=== What is expected ===
Retype the records in full, exactly as they stand.

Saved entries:

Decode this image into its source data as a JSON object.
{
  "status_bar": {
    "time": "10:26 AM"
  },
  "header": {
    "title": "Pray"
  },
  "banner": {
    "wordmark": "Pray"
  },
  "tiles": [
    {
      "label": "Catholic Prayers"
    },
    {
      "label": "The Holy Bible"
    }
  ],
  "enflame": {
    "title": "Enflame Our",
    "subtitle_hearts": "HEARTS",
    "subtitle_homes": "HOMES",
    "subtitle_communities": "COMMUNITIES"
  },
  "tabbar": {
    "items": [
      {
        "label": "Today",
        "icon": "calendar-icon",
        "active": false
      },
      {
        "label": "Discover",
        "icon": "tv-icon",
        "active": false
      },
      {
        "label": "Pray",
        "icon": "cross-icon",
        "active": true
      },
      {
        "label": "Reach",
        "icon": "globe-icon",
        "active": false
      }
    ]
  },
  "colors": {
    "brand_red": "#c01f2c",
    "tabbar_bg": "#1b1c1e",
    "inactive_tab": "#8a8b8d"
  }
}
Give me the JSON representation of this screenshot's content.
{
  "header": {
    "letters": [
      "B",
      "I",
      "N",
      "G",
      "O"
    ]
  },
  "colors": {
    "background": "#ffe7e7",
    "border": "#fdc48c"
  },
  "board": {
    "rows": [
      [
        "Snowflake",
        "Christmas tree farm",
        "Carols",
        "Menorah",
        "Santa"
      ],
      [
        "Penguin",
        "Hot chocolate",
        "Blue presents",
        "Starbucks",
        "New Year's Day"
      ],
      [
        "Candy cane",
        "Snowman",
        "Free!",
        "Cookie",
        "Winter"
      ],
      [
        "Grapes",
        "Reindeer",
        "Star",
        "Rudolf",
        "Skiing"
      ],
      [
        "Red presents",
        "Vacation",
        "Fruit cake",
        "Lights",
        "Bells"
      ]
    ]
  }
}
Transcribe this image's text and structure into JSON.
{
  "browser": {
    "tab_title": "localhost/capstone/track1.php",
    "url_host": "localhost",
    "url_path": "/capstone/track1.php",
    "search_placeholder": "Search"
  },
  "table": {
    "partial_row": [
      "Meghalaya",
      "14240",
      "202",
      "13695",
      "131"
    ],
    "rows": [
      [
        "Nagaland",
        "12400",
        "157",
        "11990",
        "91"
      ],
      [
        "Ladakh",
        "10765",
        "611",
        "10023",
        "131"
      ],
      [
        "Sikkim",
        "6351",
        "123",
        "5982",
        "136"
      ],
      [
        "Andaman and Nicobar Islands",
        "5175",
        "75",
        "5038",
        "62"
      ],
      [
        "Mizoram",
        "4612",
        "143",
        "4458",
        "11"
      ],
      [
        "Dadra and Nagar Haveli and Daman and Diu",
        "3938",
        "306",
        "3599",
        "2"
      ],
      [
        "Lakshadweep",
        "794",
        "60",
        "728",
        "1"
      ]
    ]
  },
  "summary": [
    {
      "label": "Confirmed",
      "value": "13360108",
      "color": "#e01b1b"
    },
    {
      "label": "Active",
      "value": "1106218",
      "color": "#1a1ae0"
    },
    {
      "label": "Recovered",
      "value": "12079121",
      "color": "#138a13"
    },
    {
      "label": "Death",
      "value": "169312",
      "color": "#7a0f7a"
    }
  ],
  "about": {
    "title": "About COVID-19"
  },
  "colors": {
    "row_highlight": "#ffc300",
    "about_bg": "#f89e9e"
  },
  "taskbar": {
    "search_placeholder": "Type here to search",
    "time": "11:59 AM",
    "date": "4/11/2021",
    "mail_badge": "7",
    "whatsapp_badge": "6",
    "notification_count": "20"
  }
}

=== Task response ===
Decode this image into its source data as a JSON object.
{
  "status_bar": {
    "time": "10:26 AM"
  },
  "header": {
    "title": "Pray"
  },
  "banner": {
    "wordmark": "Pray"
  },
  "tiles": [
    {
      "label": "Catholic Prayers"
    },
    {
      "label": "The Holy Bible"
    }
  ],
  "enflame": {
    "title": "Enflame Our",
    "subtitle_hearts": "HEARTS",
    "subtitle_homes": "HOMES",
    "subtitle_communities": "COMMUNITIES"
  },
  "tabbar": {
    "items": [
      {
        "label": "Today",
        "icon": "calendar-icon",
        "active": false
      },
      {
        "label": "Discover",
        "icon": "tv-icon",
        "active": false
      },
      {
        "label": "Pray",
        "icon": "cross-icon",
        "active": true
      },
      {
        "label": "Reach",
        "icon": "globe-icon",
        "active": false
      }
    ]
  },
  "colors": {
    "brand_red": "#c01f2c",
    "tabbar_bg": "#1b1c1e",
    "inactive_tab": "#8a8b8d"
  }
}
Give me the JSON representation of this screenshot's content.
{
  "header": {
    "letters": [
      "B",
      "I",
      "N",
      "G",
      "O"
    ]
  },
  "colors": {
    "background": "#ffe7e7",
    "border": "#fdc48c"
  },
  "board": {
    "rows": [
      [
        "Snowflake",
        "Christmas tree farm",
        "Carols",
        "Menorah",
        "Santa"
      ],
      [
        "Penguin",
        "Hot chocolate",
        "Blue presents",
        "Starbucks",
        "New Year's Day"
      ],
      [
        "Candy cane",
        "Snowman",
        "Free!",
        "Cookie",
        "Winter"
      ],
      [
        "Grapes",
        "Reindeer",
        "Star",
        "Rudolf",
        "Skiing"
      ],
      [
        "Red presents",
        "Vacation",
        "Fruit cake",
        "Lights",
        "Bells"
      ]
    ]
  }
}
Transcribe this image's text and structure into JSON.
{
  "browser": {
    "tab_title": "localhost/capstone/track1.php",
    "url_host": "localhost",
    "url_path": "/capstone/track1.php",
    "search_placeholder": "Search"
  },
  "table": {
    "partial_row": [
      "Meghalaya",
      "14240",
      "202",
      "13695",
      "131"
    ],
    "rows": [
      [
        "Nagaland",
        "12400",
        "157",
        "11990",
        "91"
      ],
      [
        "Ladakh",
        "10765",
        "611",
        "10023",
        "131"
      ],
      [
        "Sikkim",
        "6351",
        "123",
        "5982",
        "136"
      ],
      [
        "Andaman and Nicobar Islands",
        "5175",
        "75",
        "5038",
        "62"
      ],
      [
        "Mizoram",
        "4612",
        "143",
        "4458",
        "11"
      ],
      [
        "Dadra and Nagar Haveli and Daman and Diu",
        "3938",
        "306",
        "3599",
        "2"
      ],
      [
        "Lakshadweep",
        "794",
        "60",
        "728",
        "1"
      ]
    ]
  },
  "summary": [
    {
      "label": "Confirmed",
      "value": "13360108",
      "color": "#e01b1b"
    },
    {
      "label": "Active",
      "value": "1106218",
      "color": "#1a1ae0"
    },
    {
      "label": "Recovered",
      "value": "12079121",
      "color": "#138a13"
    },
    {
      "label": "Death",
      "value": "169312",
      "color": "#7a0f7a"
    }
  ],
  "about": {
    "title": "About COVID-19"
  },
  "colors": {
    "row_highlight": "#ffc300",
    "about_bg": "#f89e9e"
  },
  "taskbar": {
    "search_placeholder": "Type here to search",
    "time": "11:59 AM",
    "date": "4/11/2021",
    "mail_badge": "7",
    "whatsapp_badge": "6",
    "notification_count": "20"
  }
}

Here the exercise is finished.